Task instructions: Go through the data below and return each line where the string "Users" appears.
= = = =
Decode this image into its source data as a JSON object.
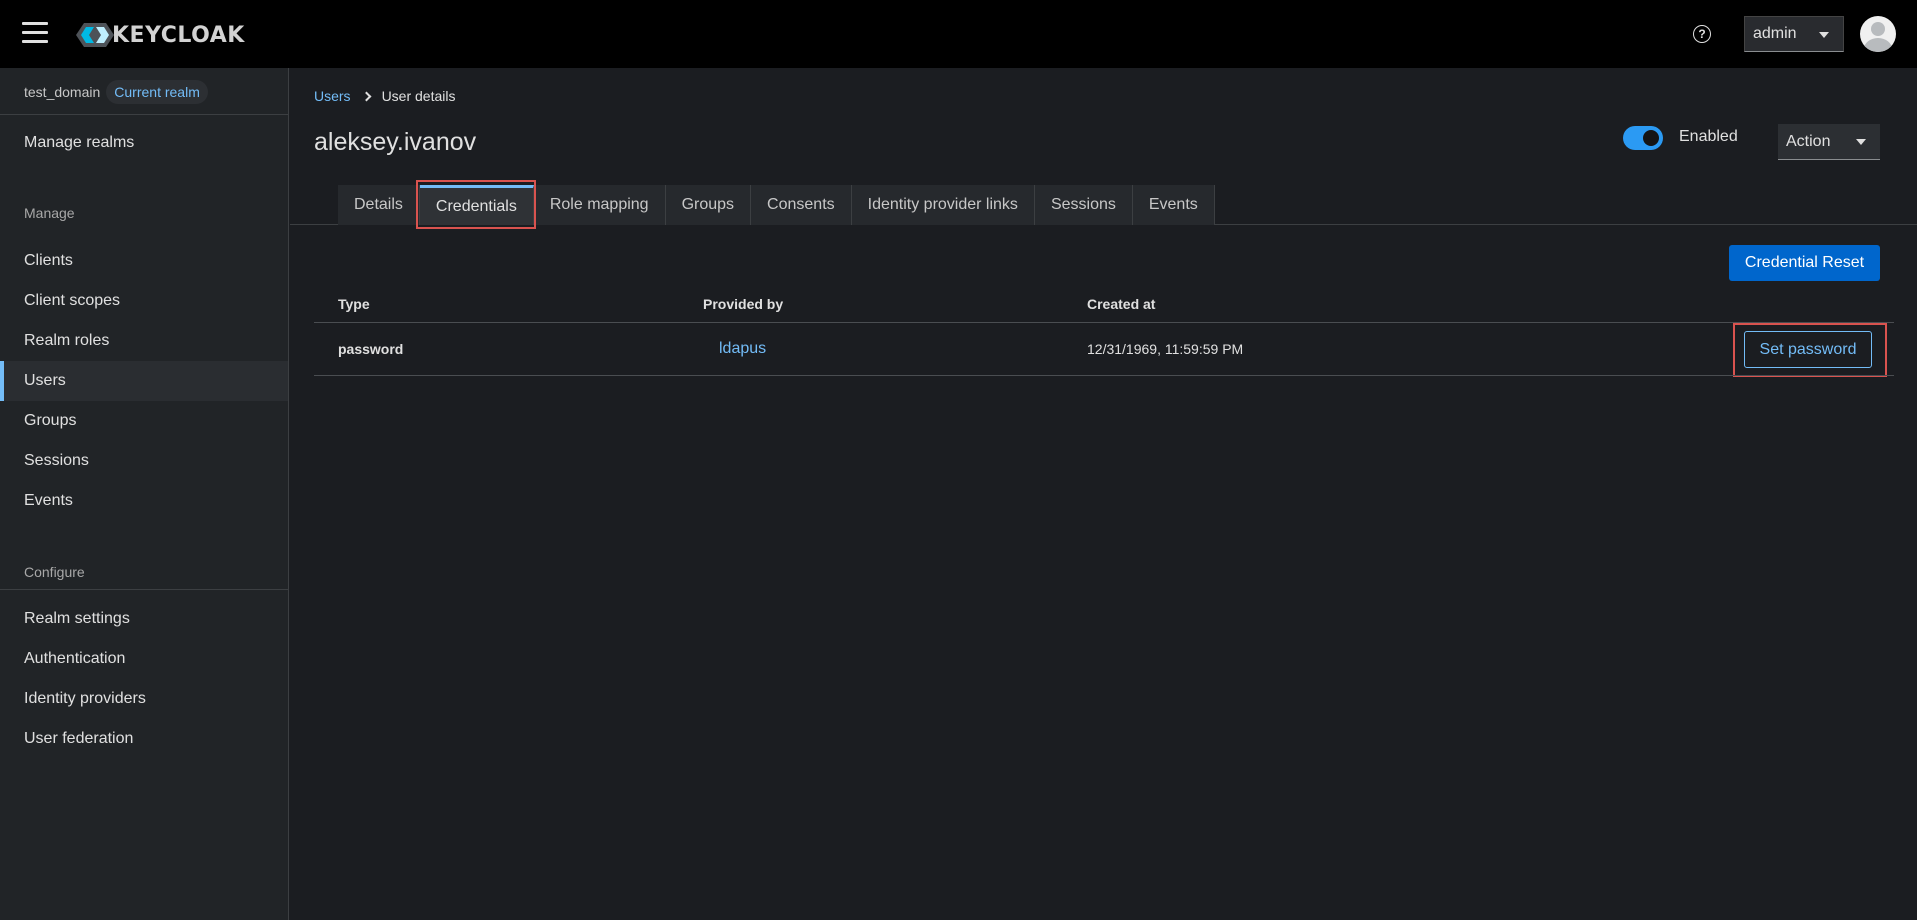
{
  "header": {
    "logo_text": "KEYCLOAK",
    "user_menu": "admin"
  },
  "sidebar": {
    "realm_name": "test_domain",
    "realm_badge": "Current realm",
    "manage_realms": "Manage realms",
    "manage_section": "Manage",
    "manage_items": [
      "Clients",
      "Client scopes",
      "Realm roles",
      "Users",
      "Groups",
      "Sessions",
      "Events"
    ],
    "active_item": "Users",
    "configure_section": "Configure",
    "configure_items": [
      "Realm settings",
      "Authentication",
      "Identity providers",
      "User federation"
    ]
  },
  "breadcrumb": {
    "parent": "Users",
    "current": "User details"
  },
  "page": {
    "title": "aleksey.ivanov",
    "enabled_label": "Enabled",
    "enabled": true,
    "action_label": "Action"
  },
  "tabs": [
    "Details",
    "Credentials",
    "Role mapping",
    "Groups",
    "Consents",
    "Identity provider links",
    "Sessions",
    "Events"
  ],
  "active_tab": "Credentials",
  "credentials": {
    "reset_button": "Credential Reset",
    "columns": [
      "Type",
      "Provided by",
      "Created at"
    ],
    "rows": [
      {
        "type": "password",
        "provided_by": "ldapus",
        "created_at": "12/31/1969, 11:59:59 PM",
        "action": "Set password"
      }
    ]
  },
  "colors": {
    "accent": "#73bcf7",
    "primary": "#0066cc",
    "highlight": "#d9534f"
  }
}
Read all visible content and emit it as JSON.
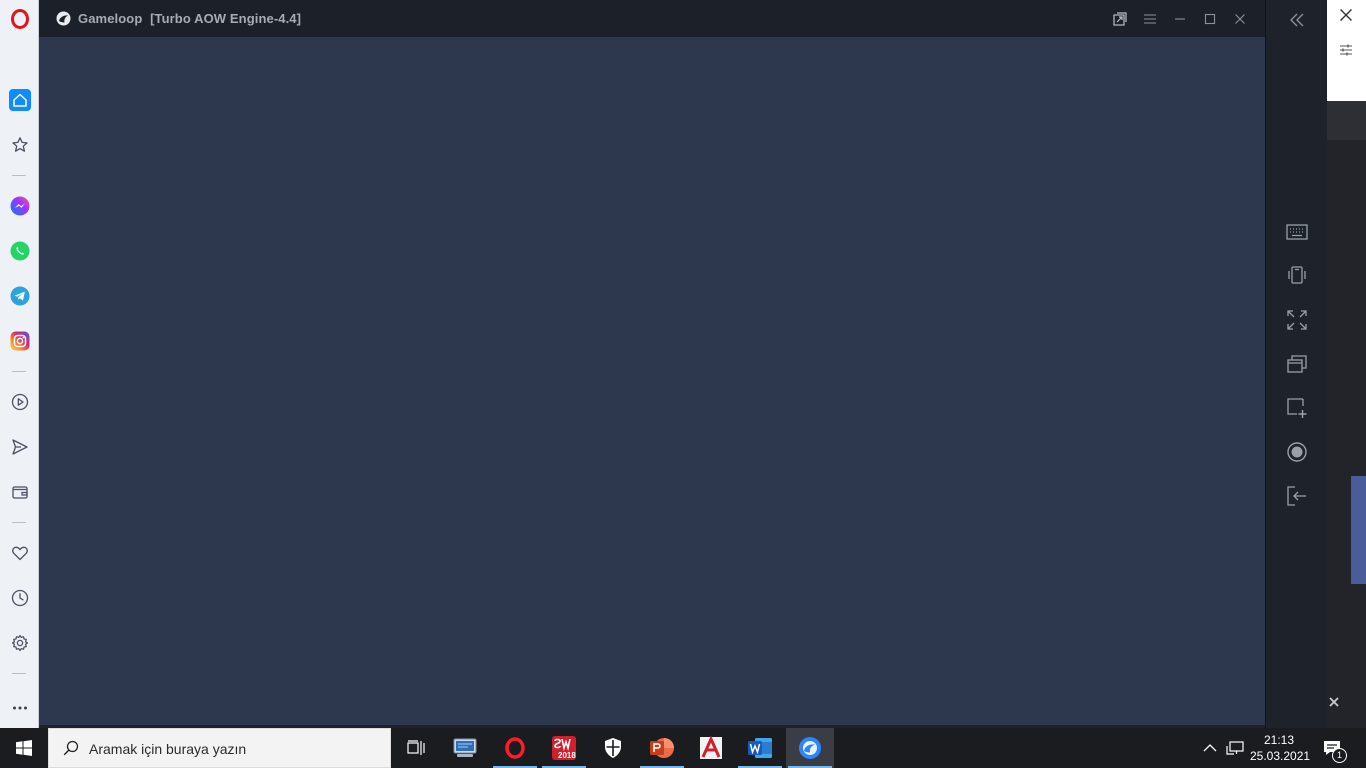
{
  "gameloop": {
    "title": "Gameloop",
    "engine": "[Turbo AOW Engine-4.4]"
  },
  "icons": {
    "opera_logo": "opera-logo-icon",
    "home": "home-icon",
    "speed_dial": "star-icon",
    "messenger": "messenger-icon",
    "whatsapp": "whatsapp-icon",
    "telegram": "telegram-icon",
    "instagram": "instagram-icon",
    "player": "play-circle-icon",
    "flow": "send-icon",
    "wallet": "wallet-icon",
    "bookmarks": "heart-icon",
    "history": "clock-icon",
    "settings": "gear-icon",
    "more": "more-dots-icon"
  },
  "taskbar": {
    "search_placeholder": "Aramak için buraya yazın",
    "time": "21:13",
    "date": "25.03.2021",
    "notification_count": "1",
    "sw_badge": "2018"
  },
  "colors": {
    "content_bg": "#2d374d",
    "sidebar_accent": "#1e90ff",
    "scroll_thumb": "#4b5c9a"
  }
}
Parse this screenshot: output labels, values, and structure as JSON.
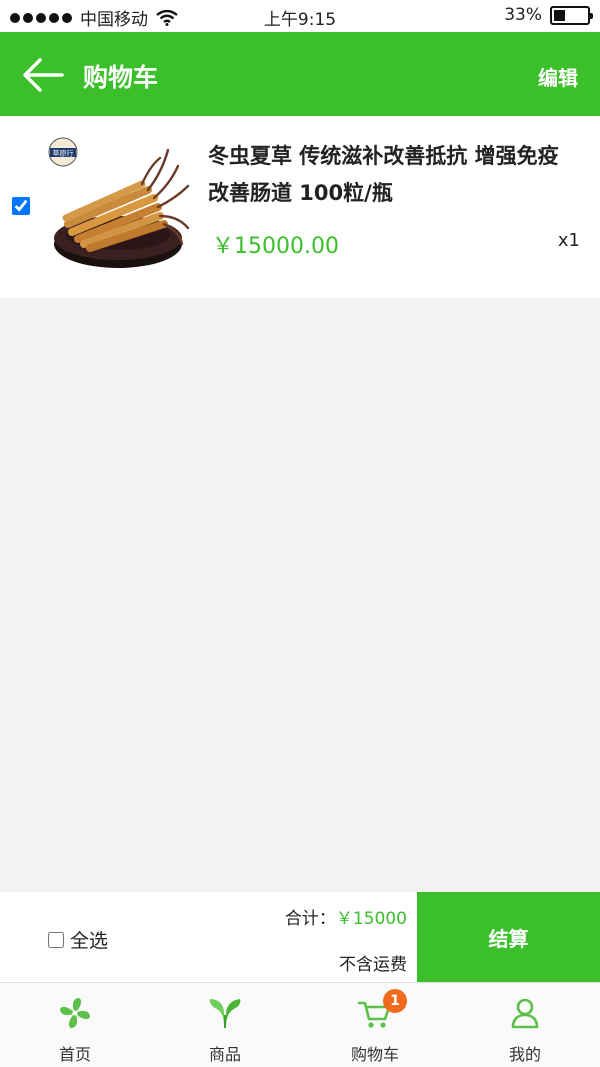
{
  "status_bar": {
    "carrier": "中国移动",
    "time": "上午9:15",
    "battery_percent": "33%",
    "battery_level": 0.33
  },
  "header": {
    "title": "购物车",
    "edit_label": "编辑"
  },
  "cart": {
    "items": [
      {
        "checked": true,
        "brand_mark": "草原行",
        "name": "冬虫夏草 传统滋补改善抵抗 增强免疫 改善肠道 100粒/瓶",
        "price": "￥15000.00",
        "quantity": "x1"
      }
    ]
  },
  "settle": {
    "select_all_label": "全选",
    "total_label": "合计：",
    "total_amount": "￥15000",
    "shipping_note": "不含运费",
    "checkout_label": "结算"
  },
  "tabs": [
    {
      "label": "首页",
      "icon": "pinwheel-icon"
    },
    {
      "label": "商品",
      "icon": "sprout-icon"
    },
    {
      "label": "购物车",
      "icon": "cart-icon",
      "badge": "1"
    },
    {
      "label": "我的",
      "icon": "user-icon"
    }
  ],
  "colors": {
    "accent": "#3bbf2a",
    "badge": "#f26b1d",
    "background": "#f2f2f2"
  }
}
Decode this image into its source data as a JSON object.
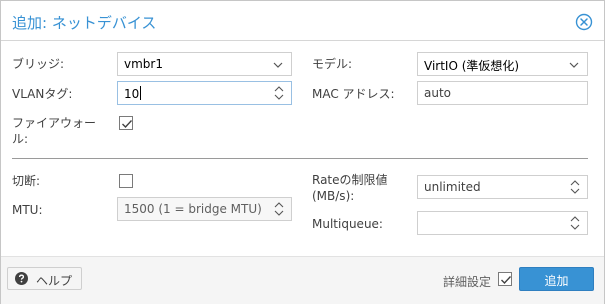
{
  "dialog": {
    "title": "追加: ネットデバイス",
    "close_icon": "close-circle-icon"
  },
  "form": {
    "bridge": {
      "label": "ブリッジ:",
      "value": "vmbr1"
    },
    "vlan_tag": {
      "label": "VLANタグ:",
      "value": "10"
    },
    "firewall": {
      "label_line1": "ファイアウォー",
      "label_line2": "ル:",
      "checked": true
    },
    "model": {
      "label": "モデル:",
      "value": "VirtIO (準仮想化)"
    },
    "mac_address": {
      "label": "MAC アドレス:",
      "value": "auto"
    },
    "disconnect": {
      "label": "切断:",
      "checked": false
    },
    "mtu": {
      "label": "MTU:",
      "value": "1500 (1 = bridge MTU)"
    },
    "rate_limit": {
      "label_line1": "Rateの制限値",
      "label_line2": "(MB/s):",
      "value": "unlimited"
    },
    "multiqueue": {
      "label": "Multiqueue:",
      "value": ""
    }
  },
  "footer": {
    "help_label": "ヘルプ",
    "help_icon": "question-circle-icon",
    "advanced_label": "詳細設定",
    "advanced_checked": true,
    "add_label": "追加"
  },
  "colors": {
    "accent": "#3892d4",
    "text": "#404040"
  }
}
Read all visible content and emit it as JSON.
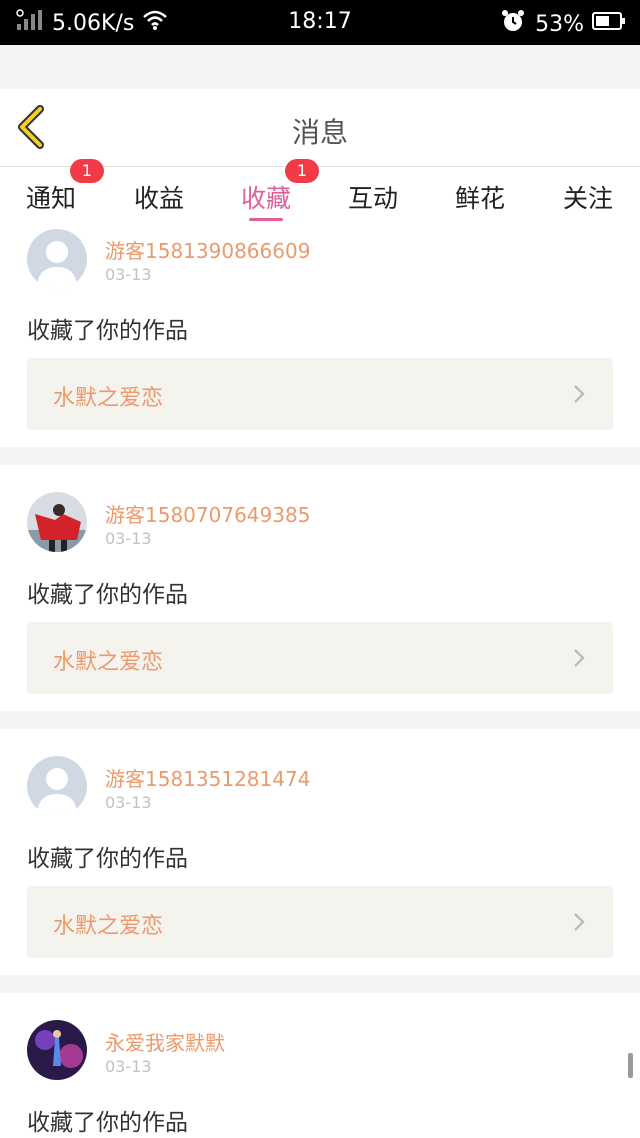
{
  "status_bar": {
    "speed": "5.06K/s",
    "time": "18:17",
    "battery": "53%",
    "icons": [
      "signal-icon",
      "wifi-icon",
      "alarm-icon",
      "battery-icon"
    ]
  },
  "header": {
    "title": "消息",
    "back_icon": "chevron-left-icon",
    "accent": "#f5d020"
  },
  "tabs": [
    {
      "label": "通知",
      "badge": "1"
    },
    {
      "label": "收益",
      "badge": ""
    },
    {
      "label": "收藏",
      "badge": "1",
      "active": true
    },
    {
      "label": "互动",
      "badge": ""
    },
    {
      "label": "鲜花",
      "badge": ""
    },
    {
      "label": "关注",
      "badge": ""
    }
  ],
  "colors": {
    "active_tab": "#e2609a",
    "badge": "#f23b48",
    "username": "#eb9a6c",
    "work_title": "#eb9a6c"
  },
  "messages": [
    {
      "user": "游客1581390866609",
      "date": "03-13",
      "action": "收藏了你的作品",
      "work_title": "水默之爱恋",
      "avatar": "default-avatar"
    },
    {
      "user": "游客1580707649385",
      "date": "03-13",
      "action": "收藏了你的作品",
      "work_title": "水默之爱恋",
      "avatar": "photo-avatar"
    },
    {
      "user": "游客1581351281474",
      "date": "03-13",
      "action": "收藏了你的作品",
      "work_title": "水默之爱恋",
      "avatar": "default-avatar"
    },
    {
      "user": "永爱我家默默",
      "date": "03-13",
      "action": "收藏了你的作品",
      "work_title": "",
      "avatar": "photo-avatar"
    }
  ]
}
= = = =
Worked solution:
      "Users",
    "active_item": "Users",
    "parent": "Users",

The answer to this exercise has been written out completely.